Authorities in Spain have arrested a Russian computer programmer thought to be one of the world’s most notorious spam kingpins.
Spanish police arrested Pyotr Levashov under an international warrant executed in the city of Barcelona, according to Reuters. Russian state-run television station RT (formerly Russia Today) reported that Levashov was arrested while vacationing in Spain with his family.
According to numerous stories here at KrebsOnSecurity, Levashov was better known as “Severa,” the hacker moniker used by a pivotal figure in many popular Russian-language cybercrime forums. Severa was the moderator for the spam subsection of multiple online communities, and in this role served as the virtual linchpin connecting virus writers with huge spam networks that Severa allegedly created and sold himself.
Make enough contacts in the Internet security community and you will probably learn that many of the folks involved in defending computers and networks against criminals got started in security by engaging in online illegal activity of one sort or another. These personal shifts are sometimes motivated by ethical and personal safety reasons, but just as often grey- and black hat hackers gravitate toward the defensive side simply because it is more intellectually challenging.
On Wednesday I wrote that many of the top fake antivirus distribution programs had ceased operations, citing difficulty in processing credit card transactions from victims. Others are starting to take note of the trend: Security firm McAfee says it has witnessed a dramatic drop in the number of customers reporting scareware detections in recent weeks.
A majority of the largest fake AV affiliate programs that pay hackers to foist junk security software have closed up shop in recent weeks. The wave of closures comes amid heightened scrutiny of the industry from security experts and a host of international law enforcement officials.
Over the past several weeks, many of the Web sites for the top fake AV promotion programs disappeared or complained of difficulty in processing credit card transactions for would-be scwareware victims: Fake AV brands such as Gagarincash, Best AV, Blacksoftware.cc and a Sevantivir.com ceased operating or alerted peddlers who were hired to install these programs that they might not get paid for current and future installations.
An explosion of online fraud tools and services online makes it easier than ever for novices to get started in computer crime. At the same time, a growing body of evidence suggests that much of the world’s cybercrime activity may be the work of a core group of miscreants who’ve been at it for many years.
I recently highlighted the financial links among the organizations responsible for promoting fake antivirus products and spam-advertised pharmacies; all were relying on a few banks in Azerbaijan to process credit card payments.
Google today began warning more than a million Internet users that their computers are infected with a malicious program that hijacks search results and tries to scare users into purchasing fake antivirus software. Google security engineer Damian Menscher said he… Read More »
Fake antivirus scams and rogue Internet pharmacies relentlessly seek customers who are willing to trade their credit card numbers for a remedy.
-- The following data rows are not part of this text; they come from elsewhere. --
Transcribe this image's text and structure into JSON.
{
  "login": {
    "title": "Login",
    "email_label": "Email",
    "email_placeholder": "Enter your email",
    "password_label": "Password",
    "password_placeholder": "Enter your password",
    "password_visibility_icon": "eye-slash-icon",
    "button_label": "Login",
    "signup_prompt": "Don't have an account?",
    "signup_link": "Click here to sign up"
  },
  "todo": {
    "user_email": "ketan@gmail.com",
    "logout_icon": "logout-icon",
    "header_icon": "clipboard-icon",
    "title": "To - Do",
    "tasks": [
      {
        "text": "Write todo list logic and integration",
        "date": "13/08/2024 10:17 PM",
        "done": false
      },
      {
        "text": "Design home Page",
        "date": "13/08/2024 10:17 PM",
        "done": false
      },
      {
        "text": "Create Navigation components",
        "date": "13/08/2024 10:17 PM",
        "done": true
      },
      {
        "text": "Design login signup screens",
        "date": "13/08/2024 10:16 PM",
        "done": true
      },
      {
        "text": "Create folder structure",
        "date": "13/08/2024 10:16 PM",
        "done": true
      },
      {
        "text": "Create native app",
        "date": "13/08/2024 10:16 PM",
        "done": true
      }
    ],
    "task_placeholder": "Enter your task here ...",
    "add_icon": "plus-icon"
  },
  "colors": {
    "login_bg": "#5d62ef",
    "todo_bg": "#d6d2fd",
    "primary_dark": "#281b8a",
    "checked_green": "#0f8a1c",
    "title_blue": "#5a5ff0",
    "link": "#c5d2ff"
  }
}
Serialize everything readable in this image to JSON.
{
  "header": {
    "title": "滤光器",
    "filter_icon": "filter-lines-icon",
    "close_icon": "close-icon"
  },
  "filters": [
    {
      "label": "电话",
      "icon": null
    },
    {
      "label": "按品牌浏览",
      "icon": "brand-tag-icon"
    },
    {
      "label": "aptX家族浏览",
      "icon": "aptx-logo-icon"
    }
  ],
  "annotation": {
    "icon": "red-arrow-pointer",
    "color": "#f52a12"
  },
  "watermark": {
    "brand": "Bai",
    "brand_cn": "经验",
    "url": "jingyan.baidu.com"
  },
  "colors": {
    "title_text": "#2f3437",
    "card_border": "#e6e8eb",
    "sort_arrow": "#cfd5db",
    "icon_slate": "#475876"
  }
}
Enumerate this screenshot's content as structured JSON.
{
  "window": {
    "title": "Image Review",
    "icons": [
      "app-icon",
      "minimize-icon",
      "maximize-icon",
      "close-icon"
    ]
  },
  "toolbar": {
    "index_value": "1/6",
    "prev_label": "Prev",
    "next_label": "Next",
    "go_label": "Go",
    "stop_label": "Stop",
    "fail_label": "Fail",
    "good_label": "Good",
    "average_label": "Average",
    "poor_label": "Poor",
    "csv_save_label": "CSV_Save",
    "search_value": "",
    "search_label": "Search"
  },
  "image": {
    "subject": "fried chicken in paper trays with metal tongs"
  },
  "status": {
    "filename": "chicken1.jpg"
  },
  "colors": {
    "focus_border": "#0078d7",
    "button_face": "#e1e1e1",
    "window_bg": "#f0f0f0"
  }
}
Banks and financial institutions become partners in crime when they process payments to fraudsters.
Published research has shown that rogue Internet pharmacies and spam would be much less prevalent and profitable if a few top U.S. financial institutions stopped processing payments for dodgy overseas banks. This is also true for fake antivirus scams, which use misleading security alerts to frighten people into purchasing worthless security software.